Legislator Dahir Amin Jesow told Reuters the parliamentary motion against Ahmed, which had the backing of 140 lawmakers, was presented to the speaker of the 275-seat chamber on Thursday and would be debated on Nov. 15.
“We believe and hope that he will leave office,” Jesow said.
Jesow accused the prime minister of failing to co-operate with other government institutions and of showing “zero respect for the constitution”. Ahmed will be forced to resign if more than 50 percent of the lawmakers vote against him.

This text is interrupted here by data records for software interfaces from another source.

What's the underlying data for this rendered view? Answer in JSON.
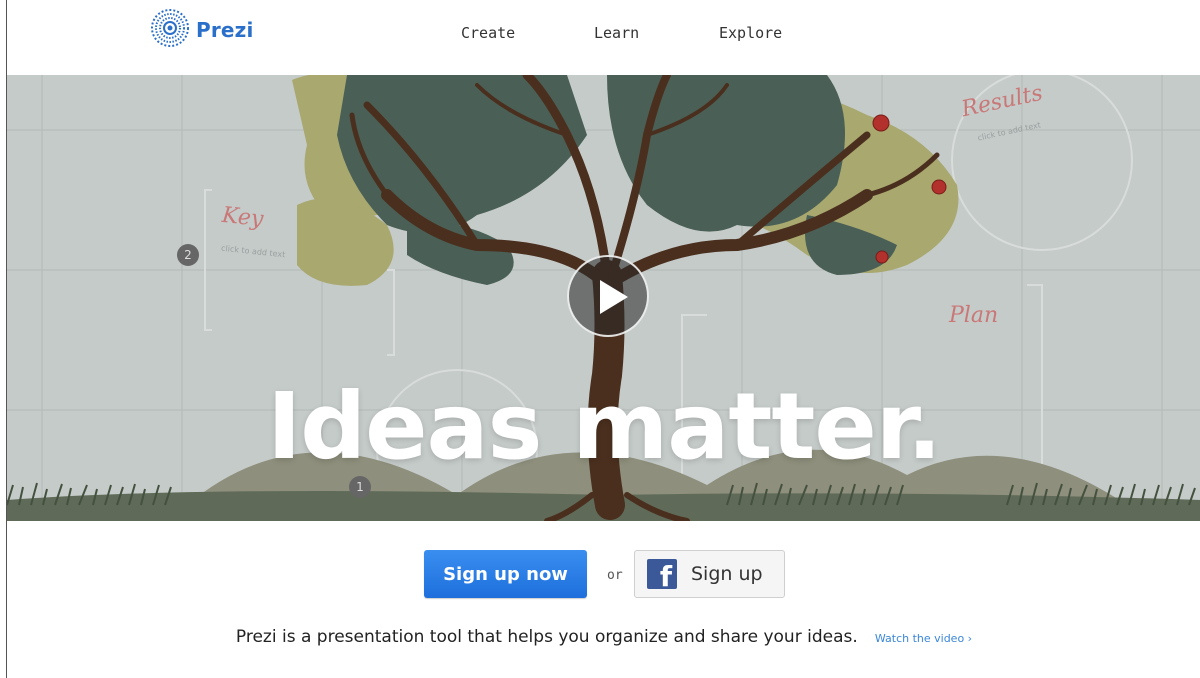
{
  "header": {
    "logo_text": "Prezi",
    "nav": [
      {
        "label": "Create"
      },
      {
        "label": "Learn"
      },
      {
        "label": "Explore"
      }
    ]
  },
  "hero": {
    "headline": "Ideas matter.",
    "labels": {
      "key": "Key",
      "results": "Results",
      "plan": "Plan",
      "click_to_add": "click to add text"
    },
    "steps": [
      "1",
      "2"
    ]
  },
  "cta": {
    "signup_label": "Sign up now",
    "or_label": "or",
    "fb_label": "Sign up",
    "fb_icon_glyph": "f"
  },
  "tagline": {
    "text": "Prezi is a presentation tool that helps you organize and share your ideas.",
    "link": "Watch the video ›"
  },
  "colors": {
    "brand_blue": "#2a6fc9",
    "signup_blue": "#1e6fdc",
    "facebook_blue": "#3b5998",
    "link_blue": "#3a87d8"
  }
}
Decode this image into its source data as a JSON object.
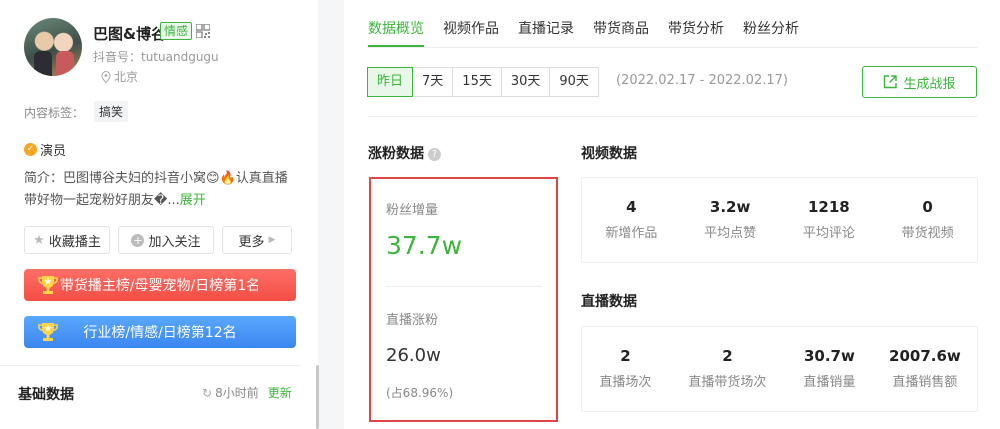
{
  "profile": {
    "name": "巴图&博谷",
    "emotion_tag": "情感",
    "douyin_id": "抖音号：tutuandgugu",
    "location": "北京",
    "content_tag_label": "内容标签：",
    "content_tag": "搞笑",
    "role": "演员",
    "bio_prefix": "简介：",
    "bio_text": "巴图博谷夫妇的抖音小窝😊🔥认真直播带好物一起宠粉好朋友�...",
    "bio_more": "展开",
    "buttons": {
      "collect": "收藏播主",
      "follow": "加入关注",
      "more": "更多"
    },
    "ranks": {
      "red": "带货播主榜/母婴宠物/日榜第1名",
      "blue": "行业榜/情感/日榜第12名"
    },
    "basic_title": "基础数据",
    "updated_time": "8小时前",
    "update_link": "更新"
  },
  "tabs": [
    "数据概览",
    "视频作品",
    "直播记录",
    "带货商品",
    "带货分析",
    "粉丝分析"
  ],
  "ranges": [
    "昨日",
    "7天",
    "15天",
    "30天",
    "90天"
  ],
  "date_range": "(2022.02.17 - 2022.02.17)",
  "report_button": "生成战报",
  "fans": {
    "title": "涨粉数据",
    "growth_label": "粉丝增量",
    "growth_value": "37.7w",
    "live_label": "直播涨粉",
    "live_value": "26.0w",
    "live_pct": "(占68.96%)"
  },
  "video": {
    "title": "视频数据",
    "stats": [
      {
        "value": "4",
        "label": "新增作品"
      },
      {
        "value": "3.2w",
        "label": "平均点赞"
      },
      {
        "value": "1218",
        "label": "平均评论"
      },
      {
        "value": "0",
        "label": "带货视频"
      }
    ]
  },
  "live": {
    "title": "直播数据",
    "stats": [
      {
        "value": "2",
        "label": "直播场次"
      },
      {
        "value": "2",
        "label": "直播带货场次"
      },
      {
        "value": "30.7w",
        "label": "直播销量"
      },
      {
        "value": "2007.6w",
        "label": "直播销售额"
      }
    ]
  },
  "colors": {
    "accent": "#3cb53c",
    "highlight_border": "#e04646",
    "rank_red": "#f34d44",
    "rank_blue": "#3b86f0"
  }
}
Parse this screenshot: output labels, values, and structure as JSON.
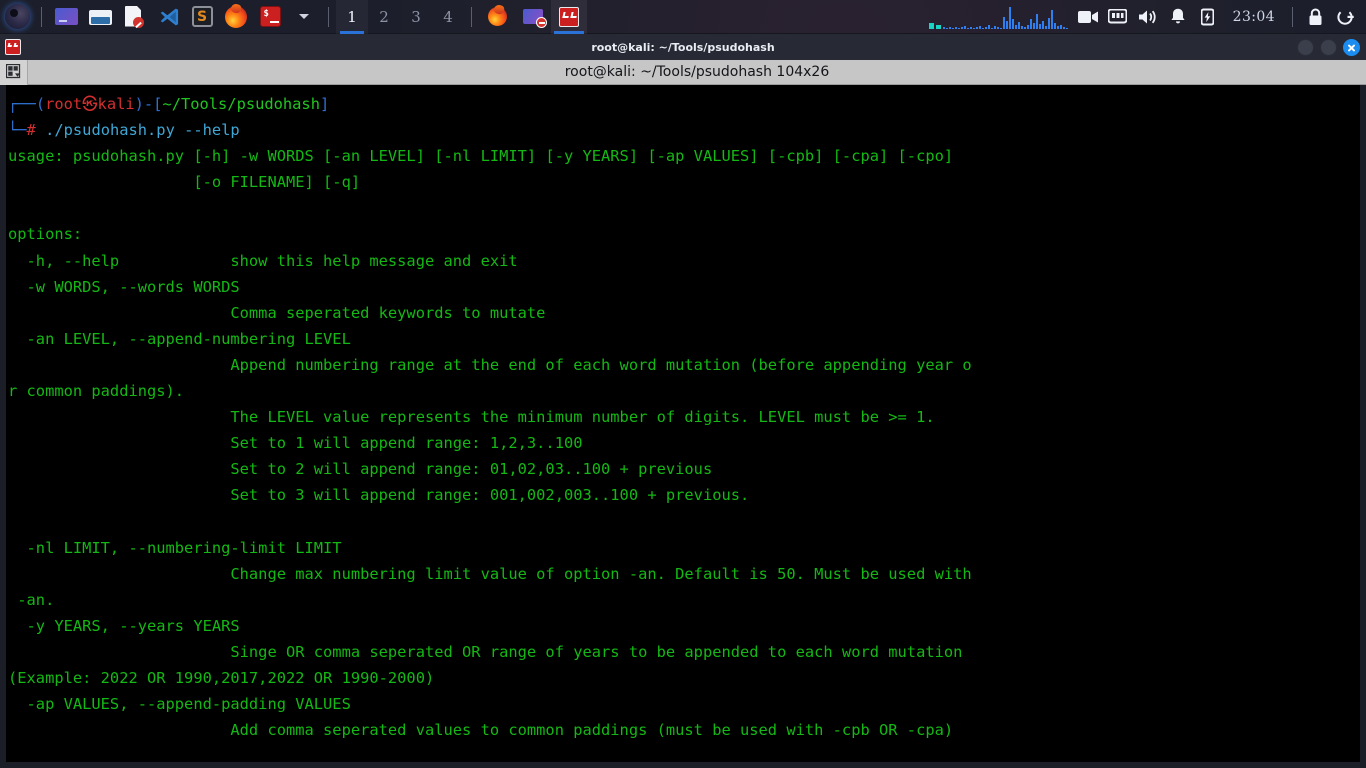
{
  "panel": {
    "launchers": [
      {
        "name": "kali-menu-icon",
        "label": "Kali Menu"
      },
      {
        "name": "file-manager-icon",
        "label": "File Manager"
      },
      {
        "name": "folder-icon",
        "label": "Folders"
      },
      {
        "name": "text-editor-icon",
        "label": "Text Editor"
      },
      {
        "name": "vscode-icon",
        "label": "Visual Studio Code"
      },
      {
        "name": "sublime-icon",
        "label": "S"
      },
      {
        "name": "firefox-icon",
        "label": "Firefox"
      },
      {
        "name": "terminal-icon",
        "label": "Terminal"
      },
      {
        "name": "chevron-down-icon",
        "label": "More"
      }
    ],
    "workspaces": [
      {
        "label": "1",
        "active": true
      },
      {
        "label": "2",
        "active": false
      },
      {
        "label": "3",
        "active": false
      },
      {
        "label": "4",
        "active": false
      }
    ],
    "window_buttons": [
      {
        "name": "taskbar-firefox",
        "label": "Firefox",
        "active": false
      },
      {
        "name": "taskbar-file-manager",
        "label": "Files",
        "active": false
      },
      {
        "name": "taskbar-terminal",
        "label": "root@kali: ~/Tools/psudohash",
        "active": true
      }
    ],
    "tray": [
      {
        "name": "network-graph",
        "label": "Network activity"
      },
      {
        "name": "camera-icon",
        "label": "Screen recorder"
      },
      {
        "name": "display-icon",
        "label": "Displays"
      },
      {
        "name": "volume-icon",
        "label": "Volume"
      },
      {
        "name": "bell-icon",
        "label": "Notifications"
      },
      {
        "name": "battery-icon",
        "label": "Power"
      }
    ],
    "clock": "23:04",
    "session": [
      {
        "name": "lock-icon",
        "label": "Lock screen"
      },
      {
        "name": "power-icon",
        "label": "Log out"
      }
    ],
    "accent_color": "#2b72d8",
    "background_color": "#1c1f2b"
  },
  "window": {
    "title": "root@kali: ~/Tools/psudohash",
    "buttons": {
      "minimize": "Minimize",
      "maximize": "Maximize",
      "close": "Close"
    },
    "tab": {
      "title": "root@kali: ~/Tools/psudohash 104x26",
      "menu_icon": "tab-layout-icon"
    }
  },
  "terminal": {
    "background_color": "#000000",
    "foreground_color": "#21c521",
    "prompt": {
      "frame_top": "┌──",
      "frame_bottom": "└─",
      "user_host": "root㉿kali",
      "path": "~/Tools/psudohash",
      "symbol": "#",
      "command": "./psudohash.py --help"
    },
    "output_lines": [
      "usage: psudohash.py [-h] -w WORDS [-an LEVEL] [-nl LIMIT] [-y YEARS] [-ap VALUES] [-cpb] [-cpa] [-cpo]",
      "                    [-o FILENAME] [-q]",
      "",
      "options:",
      "  -h, --help            show this help message and exit",
      "  -w WORDS, --words WORDS",
      "                        Comma seperated keywords to mutate",
      "  -an LEVEL, --append-numbering LEVEL",
      "                        Append numbering range at the end of each word mutation (before appending year or common paddings).",
      "                        The LEVEL value represents the minimum number of digits. LEVEL must be >= 1.",
      "                        Set to 1 will append range: 1,2,3..100",
      "                        Set to 2 will append range: 01,02,03..100 + previous",
      "                        Set to 3 will append range: 001,002,003..100 + previous.",
      "",
      "  -nl LIMIT, --numbering-limit LIMIT",
      "                        Change max numbering limit value of option -an. Default is 50. Must be used with -an.",
      "  -y YEARS, --years YEARS",
      "                        Singe OR comma seperated OR range of years to be appended to each word mutation (Example: 2022 OR 1990,2017,2022 OR 1990-2000)",
      "  -ap VALUES, --append-padding VALUES",
      "                        Add comma seperated values to common paddings (must be used with -cpb OR -cpa)"
    ]
  }
}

The clash between President Mohamud and Ahmed comes at an awkward time for Somalia’s donors who have organized a major conference in Copenhagen later this month to lobby for more funds and support for the east African nation’s reconstruction.
“This rift at this time is extremely unfortunate. The president will turn up at this international conference with seven lame duck ministers,” said one Western diplomat, adding that Ahmed was likely to be sacked by legislators.
Ahmed’s predecessor was also sacked by parliament after a similar row with Mohamud that paralyzed the government for months last year.
Donors worry another power vacuum could embolden the al Qaeda-aligned Islamists and stall key reforms needed ahead of a planned 2016 election.
“In a way this crisis is more serious because we have less time ahead of 2016,” added the Somalia-focused Western diplomat. “It’s really frustrating.”
It could be months before a new cabinet is appointed and approved by the parliament, which could jeopardize modest security gains and limited progress on building a federal state.
The tensions between Ahmed and Mohamud erupted last month when the president accused the prime minister of reshuffling his cabinet without consulting him. Mohamud declared the changes null and void.
Diplomats say Ahmed had angered Mohamud by sidelining a close ally of the president, Farah Abdiqadir, reassigning him from the prominent justice ministry to the livestock department.
Ahmed’s office did not reply to a request for comment.
The frequent squabbles between Somalia’s presidents and prime ministers are rooted in a complex constitution, designed to encourage power-sharing, which forces an elected president to handpick a prime minister from a rival clan and then grant him large powers.
The constant bickering among politicians deepens the frustration and mistrust of ordinary Somalis for the government, which they say is not doing to enough to alleviate entrenched poverty and insecurity across the country.
“The president and his prime minister always fight,” said Halima Nur, a shopkeeper and a mother of five children. “There is no hope for Somalia.”
Additional reporting by Drazen Jorgic in Nairobi; Writing by Drazen Jorgic; Editing by Gareth Jones